Is my baby ready for solid foods?


If you had grown up in the village, you would agree with me that in this part of the world, Grandmothers, neighbors, and well-wishers are always in a hurry for babies to start solids.

You get to hear statements like ‘breastmilk can never be enough! Some even force-feed their babies with Pap (Akamu) while some start gulping diet in their one-month-old. These aren’t right and can be a very harmful and hurtful practice for your toddler.

Health experts and breastfeeding experts agree that it’s best to wait until your baby is around six months old before offering solid foods.

The World Health Organization and many other health organizations recommend that babies be exclusively breastfed (no cereal, juice or other foods) for the first 6 months of life.

If you give your baby solids too early, there is a huge risk of digestive problems or food allergies developing as your babies’ digestive system is still too tender.

Also, if solid food completely replaces breast milk or formula too quickly, your baby is at risk of infections and becoming malnourished.

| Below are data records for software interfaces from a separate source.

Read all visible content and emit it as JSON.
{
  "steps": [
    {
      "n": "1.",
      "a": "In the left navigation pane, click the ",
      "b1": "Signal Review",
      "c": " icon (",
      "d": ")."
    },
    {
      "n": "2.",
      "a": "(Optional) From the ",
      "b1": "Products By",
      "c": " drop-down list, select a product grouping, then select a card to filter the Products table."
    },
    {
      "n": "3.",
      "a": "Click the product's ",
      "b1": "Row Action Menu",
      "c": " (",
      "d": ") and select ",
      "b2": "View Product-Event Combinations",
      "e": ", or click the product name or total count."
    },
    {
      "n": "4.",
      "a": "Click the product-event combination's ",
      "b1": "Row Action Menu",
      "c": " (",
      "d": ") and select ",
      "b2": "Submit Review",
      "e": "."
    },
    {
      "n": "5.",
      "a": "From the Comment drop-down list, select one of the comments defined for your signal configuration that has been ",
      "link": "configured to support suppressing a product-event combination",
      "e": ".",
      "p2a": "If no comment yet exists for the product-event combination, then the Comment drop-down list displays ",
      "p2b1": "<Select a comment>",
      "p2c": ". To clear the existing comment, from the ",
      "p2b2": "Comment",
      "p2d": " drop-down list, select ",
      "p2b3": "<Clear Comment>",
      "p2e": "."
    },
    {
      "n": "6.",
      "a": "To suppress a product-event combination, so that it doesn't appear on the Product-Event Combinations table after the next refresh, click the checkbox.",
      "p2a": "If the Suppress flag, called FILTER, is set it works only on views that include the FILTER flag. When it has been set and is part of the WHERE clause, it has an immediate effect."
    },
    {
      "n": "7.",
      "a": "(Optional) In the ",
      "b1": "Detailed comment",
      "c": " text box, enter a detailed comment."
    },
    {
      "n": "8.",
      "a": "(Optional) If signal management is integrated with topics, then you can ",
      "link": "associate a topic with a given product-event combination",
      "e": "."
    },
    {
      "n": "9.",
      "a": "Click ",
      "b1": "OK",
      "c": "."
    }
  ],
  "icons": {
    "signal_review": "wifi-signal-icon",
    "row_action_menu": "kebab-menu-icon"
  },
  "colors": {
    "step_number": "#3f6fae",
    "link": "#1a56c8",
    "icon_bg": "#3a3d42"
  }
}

Although the maturity of baby’s digestive system is not something that we can readily observe, research indicates that 6 months appears to be ideal for avoiding increased illness and other health risks of too-early solids.


Is my baby ready for solid foodsHere are ways to tell when your baby is developmentally ready for solids.

  • Baby can sit up well without support.
  • Baby has lost the tongue-thrust reflex and does not automatically push solids out of his mouth with his tongue.
  • Baby is ready and willing to chew.
  • Baby is developing a “pincer” grasp, where he picks up food or other objects between thumb and forefinger.
  • Baby is eager to participate in mealtime and may try to grab food and put it in his mouth.

Many parents especially the mothers can’t wait to reduce the demand and burden of breastfeeding, you should also read the  5 Ways New Parent Can Get More Sleep (New Mom After Child Birth) but keep to mind that breastfeeding is essential.

Exclusive breastfeeding to about six months allows your infant to have greater immunologic protection and limit the exposure to pathogens at a vulnerable age.